▶ _To do_:
Reproduce all the data exactly, without pictures.

▶ _Supplied data_:

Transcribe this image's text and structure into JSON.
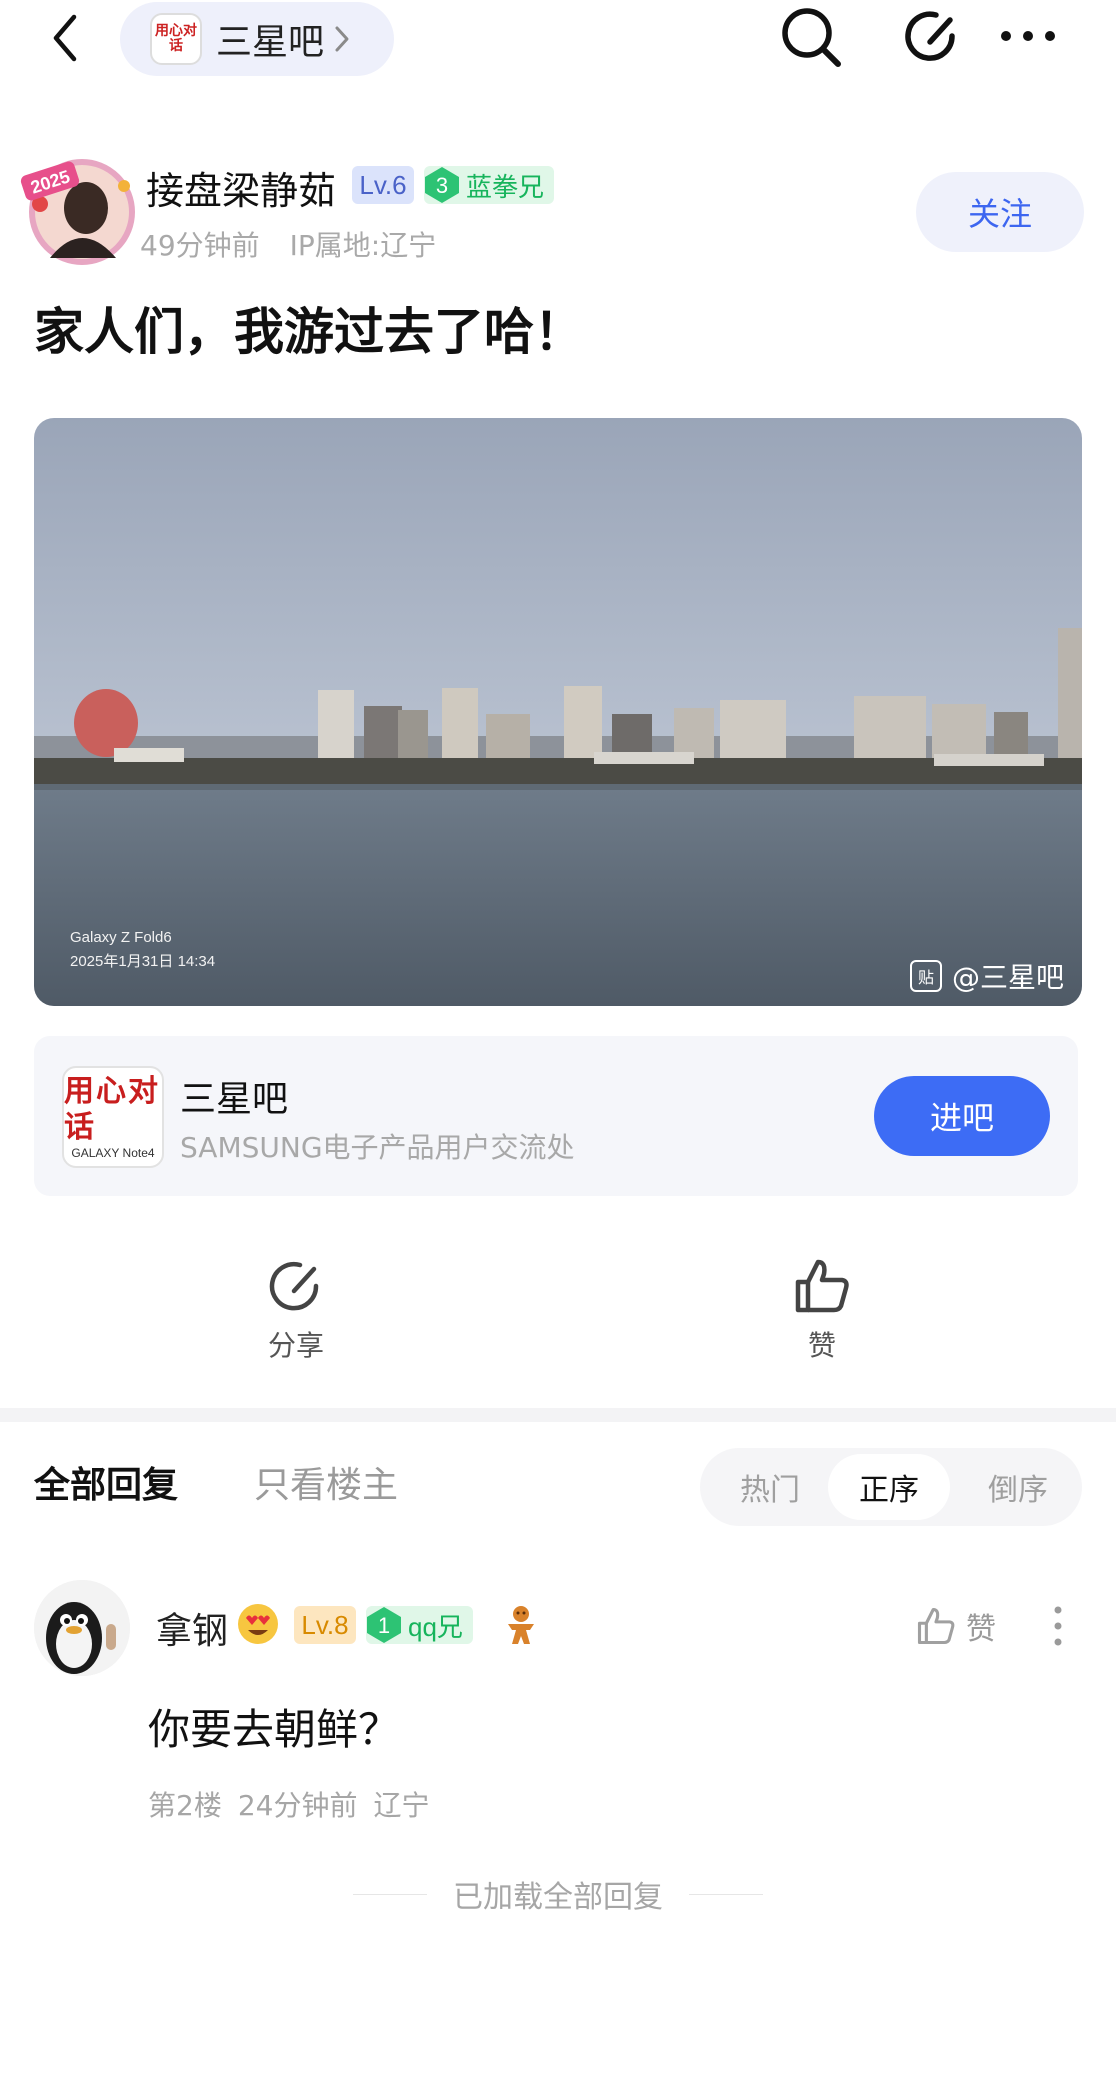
{
  "topbar": {
    "forum_name": "三星吧",
    "forum_logo_text": "用心对话"
  },
  "post": {
    "author": {
      "name": "接盘梁静茹",
      "level": "Lv.6",
      "title_level": "3",
      "title": "蓝拳兄",
      "avatar_badge": "2025"
    },
    "time": "49分钟前",
    "ip_location": "IP属地:辽宁",
    "follow_label": "关注",
    "title": "家人们，我游过去了哈！",
    "photo": {
      "camera": "Galaxy Z Fold6",
      "timestamp": "2025年1月31日 14:34",
      "watermark": "@三星吧"
    }
  },
  "forum_card": {
    "name": "三星吧",
    "description": "SAMSUNG电子产品用户交流处",
    "logo_text": "用心对话",
    "logo_sub": "GALAXY Note4",
    "enter_label": "进吧"
  },
  "actions": {
    "share_label": "分享",
    "like_label": "赞"
  },
  "replies": {
    "tab_all": "全部回复",
    "tab_op_only": "只看楼主",
    "sort_options": {
      "hot": "热门",
      "ascending": "正序",
      "descending": "倒序"
    },
    "selected_sort": "正序",
    "items": [
      {
        "name": "拿钢",
        "level": "Lv.8",
        "title_level": "1",
        "title": "qq兄",
        "content": "你要去朝鲜？",
        "floor": "第2楼",
        "time": "24分钟前",
        "location": "辽宁",
        "like_label": "赞"
      }
    ],
    "loaded_all": "已加载全部回复"
  },
  "colors": {
    "accent_blue": "#3d6cf5",
    "green_title": "#17b45c",
    "lv_blue_bg": "#dbe3fb",
    "lv_gold_bg": "#fde6bf"
  }
}
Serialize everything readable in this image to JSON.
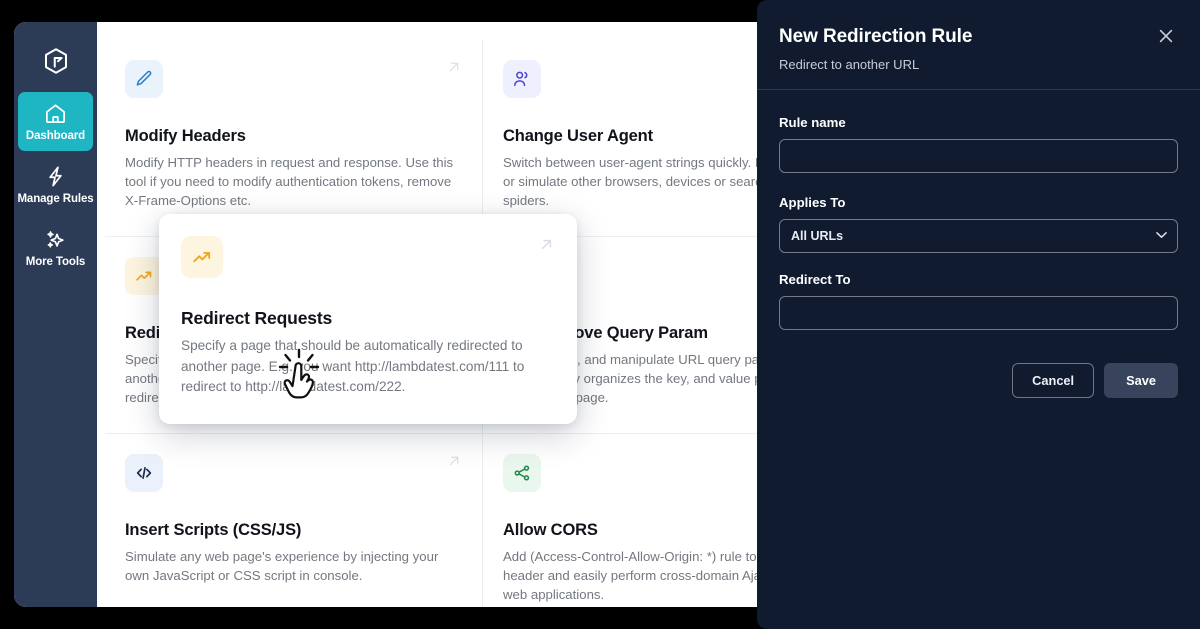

▶ _Response box_:
Transcribe this image's text and structure into JSON.
{
  "topbar": {
    "forum_name": "三星吧",
    "forum_logo_text": "用心对话"
  },
  "post": {
    "author": {
      "name": "接盘梁静茹",
      "level": "Lv.6",
      "title_level": "3",
      "title": "蓝拳兄",
      "avatar_badge": "2025"
    },
    "time": "49分钟前",
    "ip_location": "IP属地:辽宁",
    "follow_label": "关注",
    "title": "家人们，我游过去了哈！",
    "photo": {
      "camera": "Galaxy Z Fold6",
      "timestamp": "2025年1月31日 14:34",
      "watermark": "@三星吧"
    }
  },
  "forum_card": {
    "name": "三星吧",
    "description": "SAMSUNG电子产品用户交流处",
    "logo_text": "用心对话",
    "logo_sub": "GALAXY Note4",
    "enter_label": "进吧"
  },
  "actions": {
    "share_label": "分享",
    "like_label": "赞"
  },
  "replies": {
    "tab_all": "全部回复",
    "tab_op_only": "只看楼主",
    "sort_options": {
      "hot": "热门",
      "ascending": "正序",
      "descending": "倒序"
    },
    "selected_sort": "正序",
    "items": [
      {
        "name": "拿钢",
        "level": "Lv.8",
        "title_level": "1",
        "title": "qq兄",
        "content": "你要去朝鲜？",
        "floor": "第2楼",
        "time": "24分钟前",
        "location": "辽宁",
        "like_label": "赞"
      }
    ],
    "loaded_all": "已加载全部回复"
  },
  "colors": {
    "accent_blue": "#3d6cf5",
    "green_title": "#17b45c",
    "lv_blue_bg": "#dbe3fb",
    "lv_gold_bg": "#fde6bf"
  }
}
Serialize everything readable in this image to JSON.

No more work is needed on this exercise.